The awards were reinstated in 2014. “At such a challenging time, we need the kind of executives exemplified by the Presidential Rank Awards, and we cannot afford yet another action which chips away at the few remaining attractors for service in the career executive corps,” said then-president of the Senior Executives Association Carol Bonosaro.

Obama, however, has sought to make the federal government more of a model employer where he had more flexibility than in compensation. Cox praised Obama for standing strong against discrimination in the federal workplace, and for being a consistent supporter of collective bargaining rights. And it was during the Obama administration that same-sex spouses of federal employees were granted the same health insurance and retirement benefits as heterosexual spouses. That was a result of a 2013 Supreme Court decision, but still, the administration moved quickly to implement the changes in regulation.
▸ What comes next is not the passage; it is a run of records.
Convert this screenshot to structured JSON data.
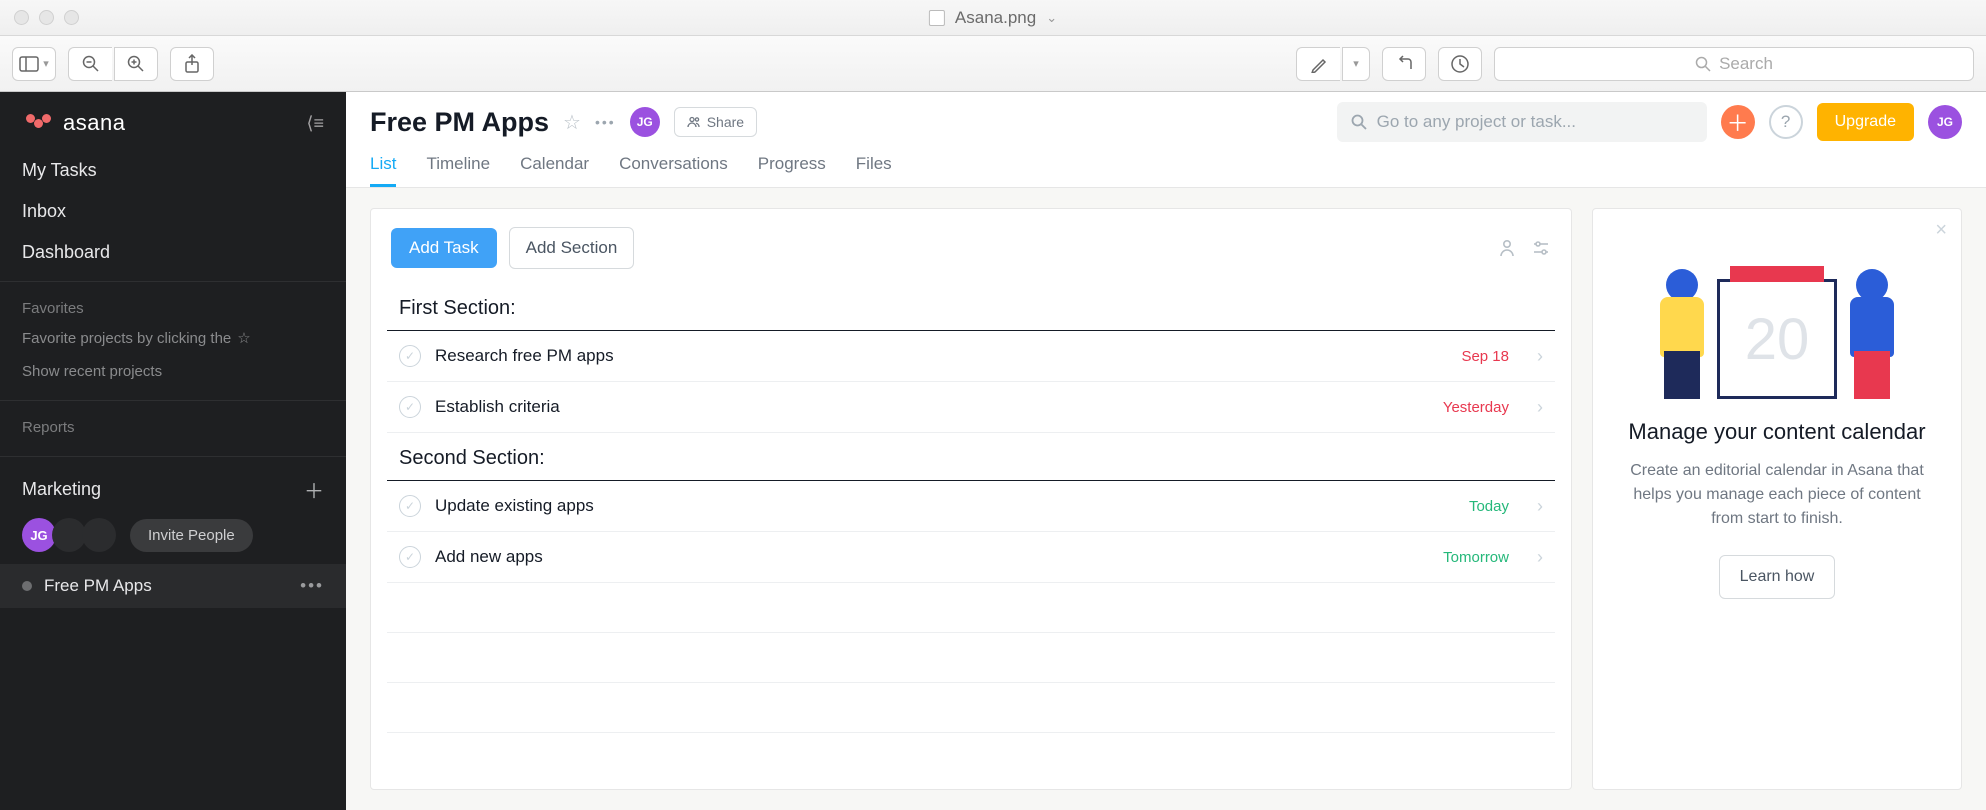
{
  "window": {
    "filename": "Asana.png",
    "search_placeholder": "Search"
  },
  "sidebar": {
    "brand": "asana",
    "nav": [
      "My Tasks",
      "Inbox",
      "Dashboard"
    ],
    "favorites_label": "Favorites",
    "favorites_hint": "Favorite projects by clicking the",
    "recent_link": "Show recent projects",
    "reports_label": "Reports",
    "team_label": "Marketing",
    "avatar_initials": "JG",
    "invite_label": "Invite People",
    "project_name": "Free PM Apps"
  },
  "header": {
    "project_title": "Free PM Apps",
    "share_label": "Share",
    "search_placeholder": "Go to any project or task...",
    "upgrade_label": "Upgrade",
    "avatar_initials": "JG",
    "tabs": [
      "List",
      "Timeline",
      "Calendar",
      "Conversations",
      "Progress",
      "Files"
    ],
    "active_tab": "List"
  },
  "tasklist": {
    "add_task_label": "Add Task",
    "add_section_label": "Add Section",
    "sections": [
      {
        "title": "First Section:",
        "tasks": [
          {
            "name": "Research free PM apps",
            "due": "Sep 18",
            "due_style": "red"
          },
          {
            "name": "Establish criteria",
            "due": "Yesterday",
            "due_style": "red"
          }
        ]
      },
      {
        "title": "Second Section:",
        "tasks": [
          {
            "name": "Update existing apps",
            "due": "Today",
            "due_style": "green"
          },
          {
            "name": "Add new apps",
            "due": "Tomorrow",
            "due_style": "green"
          }
        ]
      }
    ]
  },
  "promo": {
    "calendar_number": "20",
    "title": "Manage your content calendar",
    "body": "Create an editorial calendar in Asana that helps you manage each piece of content from start to finish.",
    "cta": "Learn how"
  }
}
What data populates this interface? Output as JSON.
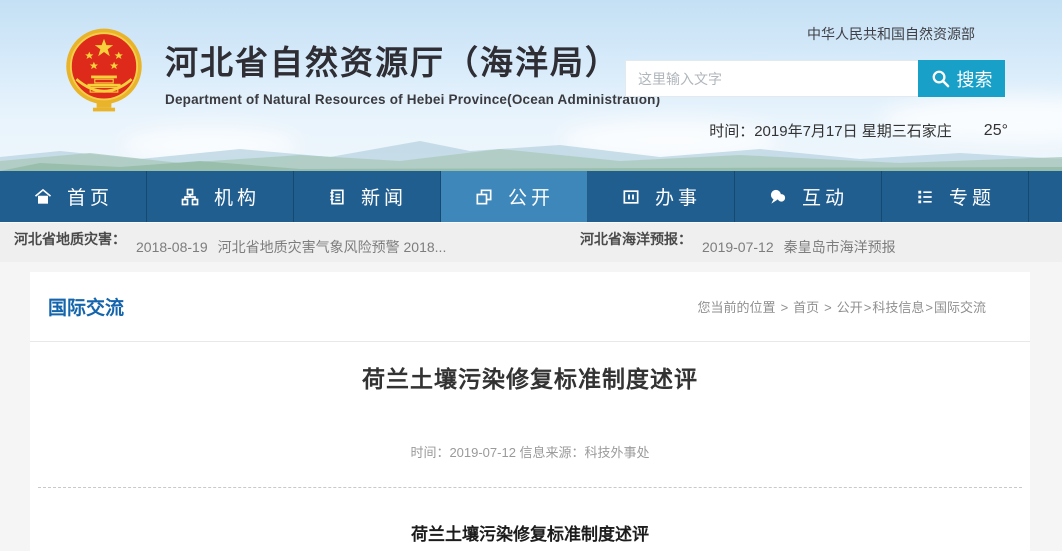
{
  "header": {
    "title": "河北省自然资源厅（海洋局）",
    "subtitle": "Department of Natural Resources of Hebei Province(Ocean  Administration)",
    "gov_link": "中华人民共和国自然资源部",
    "time_text": "时间：2019年7月17日 星期三",
    "city": "石家庄",
    "temperature": "25°"
  },
  "search": {
    "placeholder": "这里输入文字",
    "button_label": "搜索",
    "button_color": "#18a0c8"
  },
  "nav": {
    "bg_color": "#215e90",
    "active_color": "#3e87bb",
    "items": [
      {
        "label": "首页",
        "icon": "home-icon",
        "active": false
      },
      {
        "label": "机构",
        "icon": "org-icon",
        "active": false
      },
      {
        "label": "新闻",
        "icon": "news-icon",
        "active": false
      },
      {
        "label": "公开",
        "icon": "disclosure-icon",
        "active": true
      },
      {
        "label": "办事",
        "icon": "service-icon",
        "active": false
      },
      {
        "label": "互动",
        "icon": "interact-icon",
        "active": false
      },
      {
        "label": "专题",
        "icon": "topics-icon",
        "active": false
      }
    ]
  },
  "ticker": {
    "groups": [
      {
        "label": "河北省地质灾害：",
        "date": "2018-08-19",
        "text": "河北省地质灾害气象风险预警 2018..."
      },
      {
        "label": "河北省海洋预报：",
        "date": "2019-07-12",
        "text": "秦皇岛市海洋预报"
      }
    ]
  },
  "content": {
    "section_title": "国际交流",
    "breadcrumb": {
      "label": "您当前的位置",
      "sep": ">",
      "home": "首页",
      "open": "公开",
      "sci": "科技信息",
      "intl": "国际交流"
    },
    "article": {
      "title": "荷兰土壤污染修复标准制度述评",
      "meta": "时间：2019-07-12 信息来源：科技外事处",
      "body_heading": "荷兰土壤污染修复标准制度述评"
    }
  },
  "colors": {
    "header_sky": "#cfe6f7",
    "section_blue": "#1565ad",
    "ticker_bg": "#efefef"
  }
}
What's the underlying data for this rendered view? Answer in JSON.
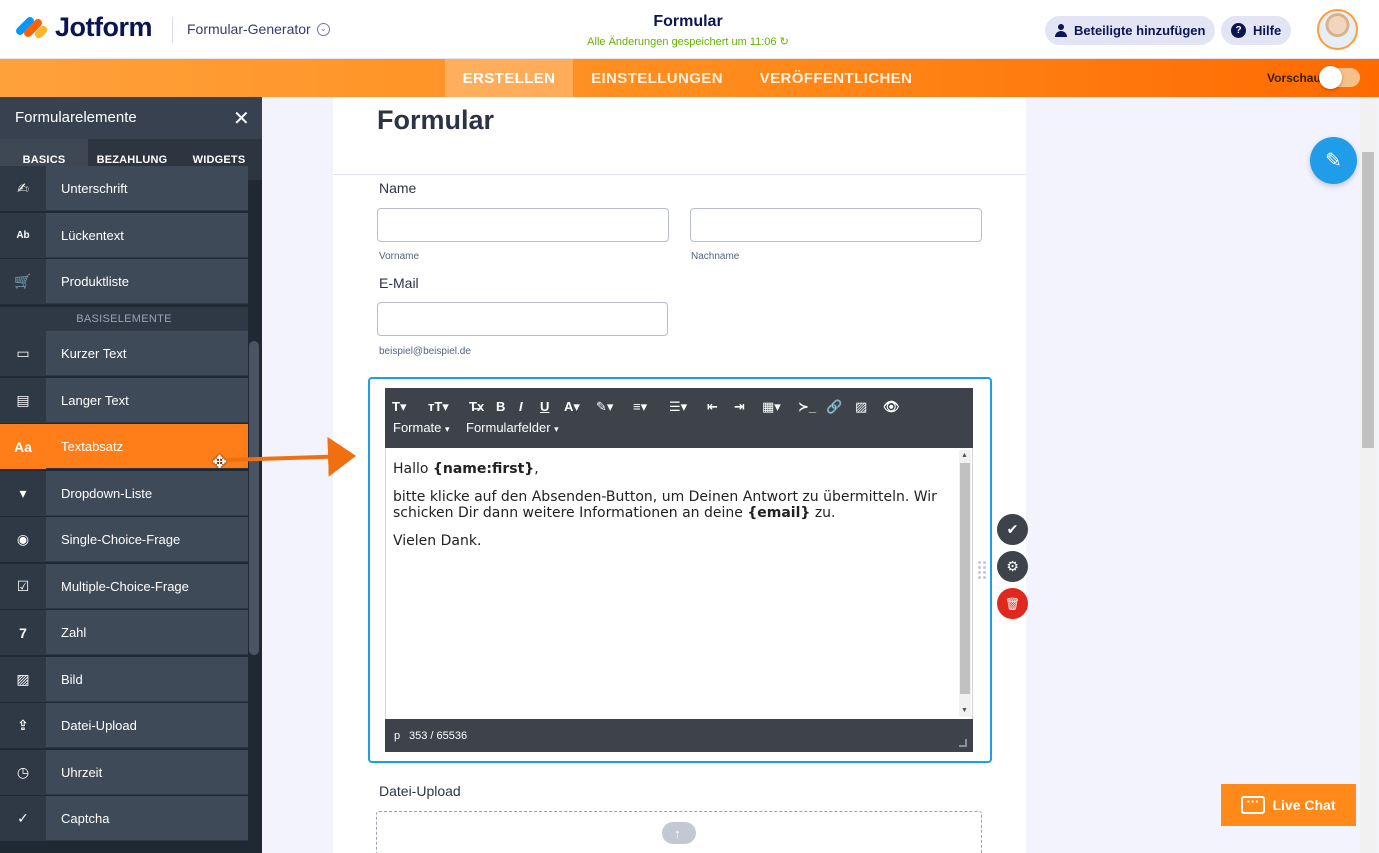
{
  "header": {
    "logo_text": "Jotform",
    "generator_label": "Formular-Generator",
    "generator_chevron": "⌄",
    "doc_title": "Formular",
    "saved_status": "Alle Änderungen gespeichert um 11:06 ↻",
    "add_participants_label": "Beteiligte hinzufügen",
    "help_label": "Hilfe",
    "help_icon_glyph": "?"
  },
  "nav": {
    "tabs": [
      {
        "label": "ERSTELLEN",
        "active": true
      },
      {
        "label": "EINSTELLUNGEN",
        "active": false
      },
      {
        "label": "VERÖFFENTLICHEN",
        "active": false
      }
    ],
    "preview_label": "Vorschau",
    "preview_on": false
  },
  "panel": {
    "title": "Formularelemente",
    "close_glyph": "✕",
    "tabs": [
      "BASICS",
      "BEZAHLUNG",
      "WIDGETS"
    ],
    "items_top": [
      {
        "label": "Unterschrift",
        "icon": "signature-icon",
        "glyph": "✍"
      },
      {
        "label": "Lückentext",
        "icon": "fill-blank-icon",
        "glyph": "Ab"
      },
      {
        "label": "Produktliste",
        "icon": "cart-icon",
        "glyph": "🛒"
      }
    ],
    "section_label": "BASISELEMENTE",
    "items": [
      {
        "label": "Kurzer Text",
        "icon": "short-text-icon",
        "glyph": "▭"
      },
      {
        "label": "Langer Text",
        "icon": "long-text-icon",
        "glyph": "▤"
      },
      {
        "label": "Textabsatz",
        "icon": "paragraph-icon",
        "glyph": "Aa",
        "active": true
      },
      {
        "label": "Dropdown-Liste",
        "icon": "dropdown-icon",
        "glyph": "▾"
      },
      {
        "label": "Single-Choice-Frage",
        "icon": "radio-icon",
        "glyph": "◉"
      },
      {
        "label": "Multiple-Choice-Frage",
        "icon": "checkbox-icon",
        "glyph": "☑"
      },
      {
        "label": "Zahl",
        "icon": "number-icon",
        "glyph": "7"
      },
      {
        "label": "Bild",
        "icon": "image-icon",
        "glyph": "▨"
      },
      {
        "label": "Datei-Upload",
        "icon": "file-upload-icon",
        "glyph": "⇪"
      },
      {
        "label": "Uhrzeit",
        "icon": "clock-icon",
        "glyph": "◷"
      },
      {
        "label": "Captcha",
        "icon": "captcha-icon",
        "glyph": "✓"
      }
    ]
  },
  "form": {
    "heading": "Formular",
    "name_label": "Name",
    "first_sub": "Vorname",
    "last_sub": "Nachname",
    "email_label": "E-Mail",
    "email_sub": "beispiel@beispiel.de",
    "upload_label": "Datei-Upload",
    "upload_icon_glyph": "↑"
  },
  "editor": {
    "toolbar_row1": [
      "T▾",
      "ᴛT▾",
      "T̶x",
      "B",
      "I",
      "U",
      "A▾",
      "✎▾",
      "≡▾",
      "☰▾",
      "⇤",
      "⇥",
      "▦▾",
      "≻_",
      "🔗",
      "▨",
      "👁"
    ],
    "formats_label": "Formate",
    "fields_label": "Formularfelder",
    "dropdown_caret": "▾",
    "line1_prefix": "Hallo ",
    "line1_token": "{name:first}",
    "line1_suffix": ",",
    "line2_prefix": "bitte klicke auf den Absenden-Button, um Deinen Antwort zu übermitteln. Wir schicken Dir dann weitere Informationen an deine ",
    "line2_token": "{email}",
    "line2_suffix": " zu.",
    "line3": "Vielen Dank.",
    "status_tag": "p",
    "status_count": "353 / 65536",
    "scroll_up_glyph": "▲",
    "scroll_down_glyph": "▼"
  },
  "actions": {
    "confirm_glyph": "✔",
    "settings_glyph": "⚙",
    "delete_glyph": "🗑"
  },
  "right": {
    "live_chat_label": "Live Chat",
    "paint_glyph": "✎"
  },
  "misc": {
    "move_cursor_glyph": "✥"
  },
  "colors": {
    "accent_orange": "#ff7e1a",
    "accent_blue": "#1f9de8",
    "delete_red": "#e0281e",
    "panel_dark": "#1f2933"
  }
}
“Those are very, very positive things that we’ve seen in this administration,” Cox said.

So, as the Obama-era draws to a close, here’s a non-comprehensive look at the president’s track record on federal pay and benefits.

    Eric Katz contributed to this story.